◆ **Exercise brief**: Restate all the data exactly, so that each line is the same as before.

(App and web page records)
+ + + + + + +

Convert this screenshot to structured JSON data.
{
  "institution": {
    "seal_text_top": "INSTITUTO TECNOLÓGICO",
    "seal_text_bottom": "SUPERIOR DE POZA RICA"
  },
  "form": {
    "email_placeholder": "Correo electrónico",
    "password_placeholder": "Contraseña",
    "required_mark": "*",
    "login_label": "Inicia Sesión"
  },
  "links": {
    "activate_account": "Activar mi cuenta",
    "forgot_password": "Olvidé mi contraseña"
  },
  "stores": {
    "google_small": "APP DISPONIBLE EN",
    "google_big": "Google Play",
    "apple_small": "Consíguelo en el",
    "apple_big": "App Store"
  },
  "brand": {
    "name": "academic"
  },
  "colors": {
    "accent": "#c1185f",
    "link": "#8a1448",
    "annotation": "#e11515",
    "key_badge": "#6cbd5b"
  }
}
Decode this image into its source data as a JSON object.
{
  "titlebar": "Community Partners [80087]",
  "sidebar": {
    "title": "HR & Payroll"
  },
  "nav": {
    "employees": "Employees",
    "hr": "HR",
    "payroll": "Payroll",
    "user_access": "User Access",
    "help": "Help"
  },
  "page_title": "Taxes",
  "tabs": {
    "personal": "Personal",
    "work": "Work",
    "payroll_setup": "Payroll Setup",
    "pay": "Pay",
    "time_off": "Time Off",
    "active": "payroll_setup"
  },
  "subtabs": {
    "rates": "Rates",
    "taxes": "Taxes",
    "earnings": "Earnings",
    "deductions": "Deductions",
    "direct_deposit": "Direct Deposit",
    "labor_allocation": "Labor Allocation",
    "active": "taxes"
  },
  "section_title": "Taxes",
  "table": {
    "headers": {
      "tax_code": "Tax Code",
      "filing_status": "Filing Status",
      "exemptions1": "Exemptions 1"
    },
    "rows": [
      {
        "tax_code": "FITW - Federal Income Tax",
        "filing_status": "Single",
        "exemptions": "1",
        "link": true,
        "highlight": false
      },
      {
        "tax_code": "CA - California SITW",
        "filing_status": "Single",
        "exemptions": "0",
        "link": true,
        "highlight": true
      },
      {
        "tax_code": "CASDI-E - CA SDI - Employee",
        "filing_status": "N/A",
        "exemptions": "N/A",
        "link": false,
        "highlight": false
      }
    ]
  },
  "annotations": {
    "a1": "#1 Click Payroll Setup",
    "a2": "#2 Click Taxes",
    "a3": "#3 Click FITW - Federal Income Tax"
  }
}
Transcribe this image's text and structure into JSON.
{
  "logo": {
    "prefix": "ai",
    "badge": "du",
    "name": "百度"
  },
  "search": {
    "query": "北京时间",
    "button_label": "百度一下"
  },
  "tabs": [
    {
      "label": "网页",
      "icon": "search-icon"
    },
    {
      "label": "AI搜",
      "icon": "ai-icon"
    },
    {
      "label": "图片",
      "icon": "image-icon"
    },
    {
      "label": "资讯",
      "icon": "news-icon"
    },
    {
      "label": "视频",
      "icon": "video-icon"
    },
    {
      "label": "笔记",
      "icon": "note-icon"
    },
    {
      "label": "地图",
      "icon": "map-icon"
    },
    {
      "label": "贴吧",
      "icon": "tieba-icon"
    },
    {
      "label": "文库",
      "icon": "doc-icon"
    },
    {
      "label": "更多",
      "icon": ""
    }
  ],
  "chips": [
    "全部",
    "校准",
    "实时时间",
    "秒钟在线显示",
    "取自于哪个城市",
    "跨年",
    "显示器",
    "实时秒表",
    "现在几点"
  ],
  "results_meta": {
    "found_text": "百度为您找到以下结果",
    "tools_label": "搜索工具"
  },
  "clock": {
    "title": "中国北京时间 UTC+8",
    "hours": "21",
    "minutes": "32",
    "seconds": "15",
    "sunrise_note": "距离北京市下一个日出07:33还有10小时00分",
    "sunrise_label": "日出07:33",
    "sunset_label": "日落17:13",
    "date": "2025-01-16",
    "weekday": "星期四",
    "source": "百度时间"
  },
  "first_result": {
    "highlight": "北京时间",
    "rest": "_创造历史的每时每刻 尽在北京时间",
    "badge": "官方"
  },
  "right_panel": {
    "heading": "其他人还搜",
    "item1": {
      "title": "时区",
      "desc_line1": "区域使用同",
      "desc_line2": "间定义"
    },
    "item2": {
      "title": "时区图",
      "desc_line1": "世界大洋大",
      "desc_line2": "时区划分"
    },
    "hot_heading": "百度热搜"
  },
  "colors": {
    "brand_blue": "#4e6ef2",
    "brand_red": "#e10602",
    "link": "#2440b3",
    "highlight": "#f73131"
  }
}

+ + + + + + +

◆ **Answer to this exercise**:
Convert this screenshot to structured JSON data.
{
  "institution": {
    "seal_text_top": "INSTITUTO TECNOLÓGICO",
    "seal_text_bottom": "SUPERIOR DE POZA RICA"
  },
  "form": {
    "email_placeholder": "Correo electrónico",
    "password_placeholder": "Contraseña",
    "required_mark": "*",
    "login_label": "Inicia Sesión"
  },
  "links": {
    "activate_account": "Activar mi cuenta",
    "forgot_password": "Olvidé mi contraseña"
  },
  "stores": {
    "google_small": "APP DISPONIBLE EN",
    "google_big": "Google Play",
    "apple_small": "Consíguelo en el",
    "apple_big": "App Store"
  },
  "brand": {
    "name": "academic"
  },
  "colors": {
    "accent": "#c1185f",
    "link": "#8a1448",
    "annotation": "#e11515",
    "key_badge": "#6cbd5b"
  }
}
Decode this image into its source data as a JSON object.
{
  "titlebar": "Community Partners [80087]",
  "sidebar": {
    "title": "HR & Payroll"
  },
  "nav": {
    "employees": "Employees",
    "hr": "HR",
    "payroll": "Payroll",
    "user_access": "User Access",
    "help": "Help"
  },
  "page_title": "Taxes",
  "tabs": {
    "personal": "Personal",
    "work": "Work",
    "payroll_setup": "Payroll Setup",
    "pay": "Pay",
    "time_off": "Time Off",
    "active": "payroll_setup"
  },
  "subtabs": {
    "rates": "Rates",
    "taxes": "Taxes",
    "earnings": "Earnings",
    "deductions": "Deductions",
    "direct_deposit": "Direct Deposit",
    "labor_allocation": "Labor Allocation",
    "active": "taxes"
  },
  "section_title": "Taxes",
  "table": {
    "headers": {
      "tax_code": "Tax Code",
      "filing_status": "Filing Status",
      "exemptions1": "Exemptions 1"
    },
    "rows": [
      {
        "tax_code": "FITW - Federal Income Tax",
        "filing_status": "Single",
        "exemptions": "1",
        "link": true,
        "highlight": false
      },
      {
        "tax_code": "CA - California SITW",
        "filing_status": "Single",
        "exemptions": "0",
        "link": true,
        "highlight": true
      },
      {
        "tax_code": "CASDI-E - CA SDI - Employee",
        "filing_status": "N/A",
        "exemptions": "N/A",
        "link": false,
        "highlight": false
      }
    ]
  },
  "annotations": {
    "a1": "#1 Click Payroll Setup",
    "a2": "#2 Click Taxes",
    "a3": "#3 Click FITW - Federal Income Tax"
  }
}
Transcribe this image's text and structure into JSON.
{
  "logo": {
    "prefix": "ai",
    "badge": "du",
    "name": "百度"
  },
  "search": {
    "query": "北京时间",
    "button_label": "百度一下"
  },
  "tabs": [
    {
      "label": "网页",
      "icon": "search-icon"
    },
    {
      "label": "AI搜",
      "icon": "ai-icon"
    },
    {
      "label": "图片",
      "icon": "image-icon"
    },
    {
      "label": "资讯",
      "icon": "news-icon"
    },
    {
      "label": "视频",
      "icon": "video-icon"
    },
    {
      "label": "笔记",
      "icon": "note-icon"
    },
    {
      "label": "地图",
      "icon": "map-icon"
    },
    {
      "label": "贴吧",
      "icon": "tieba-icon"
    },
    {
      "label": "文库",
      "icon": "doc-icon"
    },
    {
      "label": "更多",
      "icon": ""
    }
  ],
  "chips": [
    "全部",
    "校准",
    "实时时间",
    "秒钟在线显示",
    "取自于哪个城市",
    "跨年",
    "显示器",
    "实时秒表",
    "现在几点"
  ],
  "results_meta": {
    "found_text": "百度为您找到以下结果",
    "tools_label": "搜索工具"
  },
  "clock": {
    "title": "中国北京时间 UTC+8",
    "hours": "21",
    "minutes": "32",
    "seconds": "15",
    "sunrise_note": "距离北京市下一个日出07:33还有10小时00分",
    "sunrise_label": "日出07:33",
    "sunset_label": "日落17:13",
    "date": "2025-01-16",
    "weekday": "星期四",
    "source": "百度时间"
  },
  "first_result": {
    "highlight": "北京时间",
    "rest": "_创造历史的每时每刻 尽在北京时间",
    "badge": "官方"
  },
  "right_panel": {
    "heading": "其他人还搜",
    "item1": {
      "title": "时区",
      "desc_line1": "区域使用同",
      "desc_line2": "间定义"
    },
    "item2": {
      "title": "时区图",
      "desc_line1": "世界大洋大",
      "desc_line2": "时区划分"
    },
    "hot_heading": "百度热搜"
  },
  "colors": {
    "brand_blue": "#4e6ef2",
    "brand_red": "#e10602",
    "link": "#2440b3",
    "highlight": "#f73131"
  }
}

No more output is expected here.